The burning of fossil fuels and the release of carbon dioxide into the atmosphere don't affect just the air--it also impacts the Earth's oceans, according to U.S. National Oceanic and Atmospheric Administration (NOAA).
Oceans absorb the carbon dioxide, which in turn changes the water's pH acidity levels. What this means is that coral reefs are growing at a slower rate and the survival of marine species is decreasing, according to NOAA.
Now, the speed at which ocean pH level is changing is faster than any time in the last 300 million years, according to a new study published in the journal Science today.
"Ocean acidification may have severe consequences for marine ecosystems," reads the study. "However, assessing its future impact is difficult because laboratory experiments and field observations are limited by their reduced ecologic complexity and sample period."
To combat this obstacle, the scientists working on the study looked at ancient climate records dating back 300 million years to study marine and animal extinction and evolutionary changes, such as when the dinosaurs were killed off 65 million years ago.
They came upon a unique case 56 million years ago when there was a massive emission of carbon into the atmosphere that occurred naturally, which they believe was caused by volcanoes. With this data, the scientists then tried to decipher possible impacts they could translate to better understand modern-day climate change.Back then, the average temperature rose by 10.8 degrees, the oceans became 0.4 units more acidic on the 14-point pH scale, and many types of coral went extinct, according to the study. This change happened over a 5,000-year period.
One of the study's authors, Baerbel Hoenisch, told Reuters in an interview that what happened 56 million years ago was a fast warm-up and quick acidification, but was small compared with what has happened on Earth since the start of the industrial revolution 150 years ago.
Over the past 150 years, the earth's oceans have become more acidic by 0.1 unit of pH, and the study's scientists predict that by 2100 there will be an increase to 0.2 or 0.3 pH.
"Given that the rate of change was an order of magnitude smaller compared to what we're doing today, and still there were these big ecosystem changes, that gives us concern for what is going to happen in the future," Hoenisch said.

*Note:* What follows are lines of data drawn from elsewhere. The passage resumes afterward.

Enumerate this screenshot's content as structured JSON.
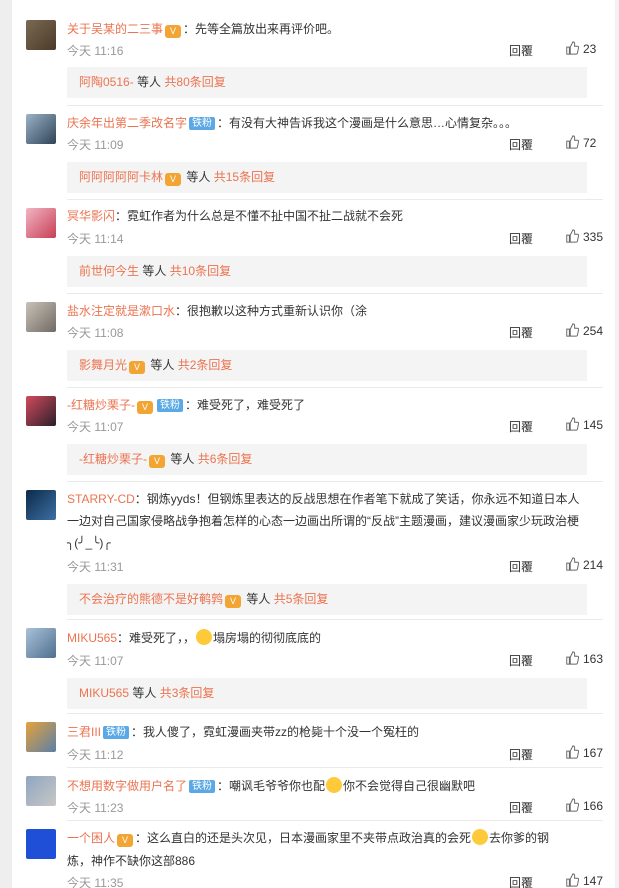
{
  "ui": {
    "reply_label": "回覆",
    "people_suffix": "等人",
    "vip_text": "V",
    "fan_badge": "铁粉"
  },
  "colors": {
    "name": "#eb7350",
    "badge": "#5aa9e6",
    "vip": "#f3a533",
    "subbg": "#f4f4f4"
  },
  "comments": [
    {
      "user": "关于吴某的二三事",
      "vip": true,
      "text": "：先等全篇放出来再评价吧。",
      "time": "今天 11:16",
      "likes": "23",
      "replies": {
        "users": "阿陶0516-",
        "vip": false,
        "count": "共80条回复"
      }
    },
    {
      "user": "庆余年出第二季改名字",
      "badge": "铁粉",
      "text": "：有没有大神告诉我这个漫画是什么意思…心情复杂。。。",
      "time": "今天 11:09",
      "likes": "72",
      "replies": {
        "users": "阿阿阿阿阿卡林",
        "vip": true,
        "count": "共15条回复"
      }
    },
    {
      "user": "冥华影闪",
      "text": "：霓虹作者为什么总是不懂不扯中国不扯二战就不会死",
      "time": "今天 11:14",
      "likes": "335",
      "replies": {
        "users": "前世何今生",
        "vip": false,
        "count": "共10条回复"
      }
    },
    {
      "user": "盐水注定就是漱口水",
      "text": "：很抱歉以这种方式重新认识你（涂",
      "time": "今天 11:08",
      "likes": "254",
      "replies": {
        "users": "影舞月光",
        "vip": true,
        "count": "共2条回复"
      }
    },
    {
      "user": "-红糖炒栗子-",
      "vip": true,
      "badge": "铁粉",
      "text": "：难受死了，难受死了",
      "time": "今天 11:07",
      "likes": "145",
      "replies": {
        "users": "-红糖炒栗子-",
        "vip": true,
        "count": "共6条回复"
      }
    },
    {
      "user": "STARRY-CD",
      "text": "：钢炼yyds！但钢炼里表达的反战思想在作者笔下就成了笑话，你永远不知道日本人",
      "line2": "一边对自己国家侵略战争抱着怎样的心态一边画出所谓的“反战”主题漫画，建议漫画家少玩政治梗",
      "line3": "╮(╯_╰)╭",
      "time": "今天 11:31",
      "likes": "214",
      "replies": {
        "users": "不会治疗的熊德不是好鹌鹑",
        "vip": true,
        "count": "共5条回复"
      }
    },
    {
      "user": "MIKU565",
      "text": "：难受死了，，",
      "text2": "塌房塌的彻彻底底的",
      "time": "今天 11:07",
      "likes": "163",
      "replies": {
        "users": "MIKU565",
        "vip": false,
        "count": "共3条回复"
      }
    },
    {
      "user": "三君III",
      "badge": "铁粉",
      "text": "：我人傻了，霓虹漫画夹带zz的枪毙十个没一个冤枉的",
      "time": "今天 11:12",
      "likes": "167"
    },
    {
      "user": "不想用数字做用户名了",
      "badge": "铁粉",
      "text": "：嘲讽毛爷爷你也配",
      "text2": "你不会觉得自己很幽默吧",
      "time": "今天 11:23",
      "likes": "166"
    },
    {
      "user": "一个困人",
      "vip": true,
      "text": "：这么直白的还是头次见，日本漫画家里不夹带点政治真的会死",
      "text2": "去你爹的钢",
      "line2": "炼，神作不缺你这部886",
      "time": "今天 11:35",
      "likes": "147"
    }
  ]
}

This story was corrected at 11:56 a.m. PT Friday to clarify how carbon dioxide affects the oceans' pH acidity.